In A Nutshell: Upgrading From Laravel 5.4 to 5.5

by Mike Classic on September 1, 2017

Upgrading this site ( was pretty straightforward. Following the official Upgrade Guide was easy and less challenging than previous upgrades I’ve done in older Laravel projects.

I go through two major “phases” for these upgrades.

Phase I: Following The Upgrade Guide

In the first phase, I simply follow the official upgrade guide. Do this, do that, change this, change that.

It’s very common that you will skip certain steps in the guide depending on whether you’ve customized or extended different parts of the framework. Rarely, if ever, have I had to perform every single change in the given list.

Phase II: Changing Files Against The Laravel/Laravel Repo

This part, which I haven’t seen mentioned until this 5.5 guide, is comparing changes in your project against the updated laravel/laravel repo. The way I do it, and the way they’ve started to recommend doing it, is to use the Github comparison tool and run through these changes.

I wrote a long, detailed article for the 5.4 upgrade about this part six months ago which I won’t do this time. Basically just go through that comparison of all file changes and apply as needed.


There are plenty more caveats to be aware of, but here I’ve documented the ones that directly affected this particular upgrade. These may come in handy for you, even if some of these have been documented elsewhere.

Database Testing Traits

I highly recommend backing up your database before starting. As will be explained below, I accidentally wiped all data on my dev instance during the process.

When I was going through the second phase and updating my tests, one of the changes in the example tests was that they removed the DatabaseTransactions and DatabaseMigrations imports and replaced it with a new one called RefreshDatabase.

RefreshDatabase runs the artisan migrate:fresh command, which is why my data got wiped out. The point of this trait is to reset your test database which you then fill with model factory data. Unfortunately, that’s not the way I had set up my tests. Instead of seeding my entire database with test data, I only seeded specific parts of my database.

DatabaseTransactions, on the other hand, preserves your original data, to which you can add generated data (which I did using model factories). When the tests are done, it then rolls back all the transactions that were performed while running the tests.

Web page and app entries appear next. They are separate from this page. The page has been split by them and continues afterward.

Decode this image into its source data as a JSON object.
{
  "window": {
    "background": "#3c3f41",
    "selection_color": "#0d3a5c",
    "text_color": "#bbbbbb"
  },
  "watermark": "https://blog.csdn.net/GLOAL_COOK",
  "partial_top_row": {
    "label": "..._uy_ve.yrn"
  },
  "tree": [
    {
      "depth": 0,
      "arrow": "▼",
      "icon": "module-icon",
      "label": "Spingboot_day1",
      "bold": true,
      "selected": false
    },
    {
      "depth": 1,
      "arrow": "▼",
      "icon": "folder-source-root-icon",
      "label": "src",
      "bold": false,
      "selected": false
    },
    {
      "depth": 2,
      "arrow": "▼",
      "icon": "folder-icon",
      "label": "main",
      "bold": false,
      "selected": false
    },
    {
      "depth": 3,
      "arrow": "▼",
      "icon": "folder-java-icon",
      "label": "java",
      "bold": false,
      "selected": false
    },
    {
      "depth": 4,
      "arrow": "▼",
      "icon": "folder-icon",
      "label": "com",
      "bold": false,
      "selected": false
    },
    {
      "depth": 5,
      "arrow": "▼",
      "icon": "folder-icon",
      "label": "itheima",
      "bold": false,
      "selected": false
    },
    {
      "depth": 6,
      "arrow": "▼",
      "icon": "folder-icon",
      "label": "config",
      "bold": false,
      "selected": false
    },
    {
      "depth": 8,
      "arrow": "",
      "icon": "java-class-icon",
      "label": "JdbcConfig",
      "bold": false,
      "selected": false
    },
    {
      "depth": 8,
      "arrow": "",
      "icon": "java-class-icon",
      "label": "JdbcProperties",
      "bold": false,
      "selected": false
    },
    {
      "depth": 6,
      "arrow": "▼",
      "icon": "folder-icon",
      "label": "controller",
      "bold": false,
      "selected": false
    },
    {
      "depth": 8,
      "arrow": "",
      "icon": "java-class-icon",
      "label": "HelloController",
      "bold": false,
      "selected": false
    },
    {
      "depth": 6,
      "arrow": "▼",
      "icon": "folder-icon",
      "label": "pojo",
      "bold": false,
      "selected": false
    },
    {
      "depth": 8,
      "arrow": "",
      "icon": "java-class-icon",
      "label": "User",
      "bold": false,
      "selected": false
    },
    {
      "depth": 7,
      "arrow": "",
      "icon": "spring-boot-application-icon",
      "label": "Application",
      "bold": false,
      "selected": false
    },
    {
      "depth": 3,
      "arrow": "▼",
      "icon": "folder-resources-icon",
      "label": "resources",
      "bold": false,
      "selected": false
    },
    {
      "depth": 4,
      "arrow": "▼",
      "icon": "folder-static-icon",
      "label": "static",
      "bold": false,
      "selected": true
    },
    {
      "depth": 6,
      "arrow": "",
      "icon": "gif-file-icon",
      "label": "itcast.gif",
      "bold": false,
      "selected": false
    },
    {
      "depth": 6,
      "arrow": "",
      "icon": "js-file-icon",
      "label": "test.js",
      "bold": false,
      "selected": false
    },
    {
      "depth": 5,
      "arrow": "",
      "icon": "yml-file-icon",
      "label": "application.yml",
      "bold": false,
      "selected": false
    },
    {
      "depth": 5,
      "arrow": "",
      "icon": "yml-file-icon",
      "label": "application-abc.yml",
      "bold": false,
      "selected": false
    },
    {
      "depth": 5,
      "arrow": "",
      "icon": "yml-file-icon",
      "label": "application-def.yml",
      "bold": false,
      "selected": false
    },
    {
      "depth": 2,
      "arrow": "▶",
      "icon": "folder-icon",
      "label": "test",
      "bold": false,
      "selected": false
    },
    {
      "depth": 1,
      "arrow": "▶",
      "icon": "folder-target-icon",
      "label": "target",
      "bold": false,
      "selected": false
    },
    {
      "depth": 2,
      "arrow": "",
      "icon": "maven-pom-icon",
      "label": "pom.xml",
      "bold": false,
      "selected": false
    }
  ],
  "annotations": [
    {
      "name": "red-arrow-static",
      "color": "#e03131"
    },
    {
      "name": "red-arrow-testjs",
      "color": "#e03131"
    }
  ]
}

Storage, utf8mb4 & You

You may have already gone through the utf8mb4 changeover during the 5.4 upgrade, but I thought it best to note it again, as it tripped me up during this upgrade. Before switching to utf8mb4, default maximum string length for VARCHAR columns was 255. Because utf8mb4 takes up more space per character, changes in string length have to be accounted for. The new maximum string length for VARCHAR becomes 191.

You can set the maximum string length in your AppServiceProvider class. Of course, this will only account for future migrations. Any existing ones you’ll have to account for by creating new migrations to change those columns or handle it manually.


use Illuminate\Support\Facades\Schema;
use Illuminate\Support\ServiceProvider;
/* ... */
class AppServiceProvider extends ServiceProvider
    /* ... */
    public function boot()
    /* ... */

Important Links

I linked these in the word salad that is this post, but here are the two things you should follow to apply changes as needed.

  1. Official Upgrade Guide
  2. 5.4 to 5.5 Files Comparison On Github
Tags: Laravel PHP